I would like to understand the difference between frequency response and transfer function. I know the former can be obtained by substituting $s = j\omega$.

But what is the difference in information I can get from both representations? What are the respective limitations and where do I apply which method?

I'd also be glad for some literature recommendations.

Could someone explain the calculations of the second answer (by Chu) a little more extensively? I don't quite get how he determines the values of $\phi$ and X, and how he compares it with setting s equal to $j\omega$ in the transfer function.

• A transfer function is a more general concept than frequency response. For instance, you could have a transfer function for a magnetic core with the hysteresis. A frequency response is more specific and we qualify the response with a transfer function using Laplacian expressions. Dec 16, 2016 at 15:11
• A transfer function is a simple representation of the system you are working with without actual values. Frequency response is more precise with frequency values, components values, etc. Dec 16, 2016 at 15:15
– Null
Mar 23, 2017 at 13:51

A circuit's transfer function is a fully mathematical model that can be used to derive the frequency response and phase response (both together are called the bode plot).

However the same isn't true in reverse - you can't always derive the TF from the bode plot. Sometimes you can but not always.

So, the frequency response is a subset of the bode-plot and the bode-plot is a subset of the transfer function.

Hopefully this picture will help: - Along the top are three bode plot views of a typical frequency response for a 2nd order low pass filter. Bottom left is a 3D view of what lies behind the frequency response - in this example there are two poles (only one shown to make it easier on the eye).

Bottom right is the standard pole zero diagram and this 2D diagram alone embodies the transfer function. So, if you look at the 3D picture and imagine viewing from above, you get the pole zero diagram at bottom right.

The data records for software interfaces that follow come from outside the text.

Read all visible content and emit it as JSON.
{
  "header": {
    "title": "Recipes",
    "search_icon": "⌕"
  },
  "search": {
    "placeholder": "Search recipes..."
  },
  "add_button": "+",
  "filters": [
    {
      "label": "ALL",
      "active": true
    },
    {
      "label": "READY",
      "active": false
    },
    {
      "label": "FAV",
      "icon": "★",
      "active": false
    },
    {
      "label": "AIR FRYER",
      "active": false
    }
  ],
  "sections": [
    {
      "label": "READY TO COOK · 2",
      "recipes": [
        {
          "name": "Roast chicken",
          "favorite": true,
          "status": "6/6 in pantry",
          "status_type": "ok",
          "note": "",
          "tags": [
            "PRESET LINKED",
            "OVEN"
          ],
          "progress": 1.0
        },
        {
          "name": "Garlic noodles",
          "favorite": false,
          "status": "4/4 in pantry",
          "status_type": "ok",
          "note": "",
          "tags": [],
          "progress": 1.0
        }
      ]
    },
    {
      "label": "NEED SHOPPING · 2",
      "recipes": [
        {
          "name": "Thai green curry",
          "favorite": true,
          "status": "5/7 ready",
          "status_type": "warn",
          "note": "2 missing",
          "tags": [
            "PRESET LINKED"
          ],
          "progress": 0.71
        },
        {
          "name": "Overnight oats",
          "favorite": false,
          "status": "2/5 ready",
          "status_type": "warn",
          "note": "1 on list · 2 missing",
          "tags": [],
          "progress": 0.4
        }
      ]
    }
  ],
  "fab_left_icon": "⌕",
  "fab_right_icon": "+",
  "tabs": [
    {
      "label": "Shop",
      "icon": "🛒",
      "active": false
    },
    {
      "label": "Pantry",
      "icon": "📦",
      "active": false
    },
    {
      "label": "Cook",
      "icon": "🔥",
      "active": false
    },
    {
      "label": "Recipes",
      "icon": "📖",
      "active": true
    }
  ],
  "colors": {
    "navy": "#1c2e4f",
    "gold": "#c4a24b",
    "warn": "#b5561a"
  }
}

The frequency response is a special case of the Laplace transfer function where the transients are assumed to be completely dissipated, leaving the steady state sinusoidal response.

Take, as an example, a sinusoid, $\small \sin(\omega t)\rightarrow \dfrac{\omega}{s^2+\omega^2}$, applied to a simple first order lag, $\small G(s)=\dfrac{1}{1+s}$. The response is: $\small R(s)=\dfrac{\omega}{(s^2+\omega^2)(1+s)}$, and this can be expressed in partial fractions:

$$\small \frac{\omega}{(s^2+\omega^2)(1+s)}=\frac{A+Bs}{(s^2+\omega^2)}+\frac{C}{(1+s)}$$

Inverse LT gives:$$\small r(t)=\frac{A}{\omega}\sin(\omega t)+ B\cos(\omega t)+Ce^{-t/\tau}$$

The exponential term decays to zero, leaving the steady-state response as:

$$\small \frac{A}{\omega}\sin(\omega t)+B\cos(\omega t)= X\sin(\omega t+\phi)$$

Solving for $\small X$ and $\small\phi$ gives $\frac{1}{\sqrt{1+\omega^2}}$, and $\small \arctan{(-\omega)}$, respectively, as is obtained using $\small s\rightarrow j\omega$ in the Laplace TF.

• thanks for this nice example! Could you elaborate a little further what you do at the end? How do you solve for X and $\phi$ and where to you substitute $j\omega$ for s.
– luis
Mar 22, 2017 at 11:27

They are very similar concepts.

The transfer function is a relationship between an output and an input of a linear system.

The frequency response is how some characteristic of a linear system varies over frequency. The thing that varies might be the transfer function. But it might be something else, like the input or output impedance. It might be the variation of something on a system that doesn't have a distinct output and input, like a one-port network.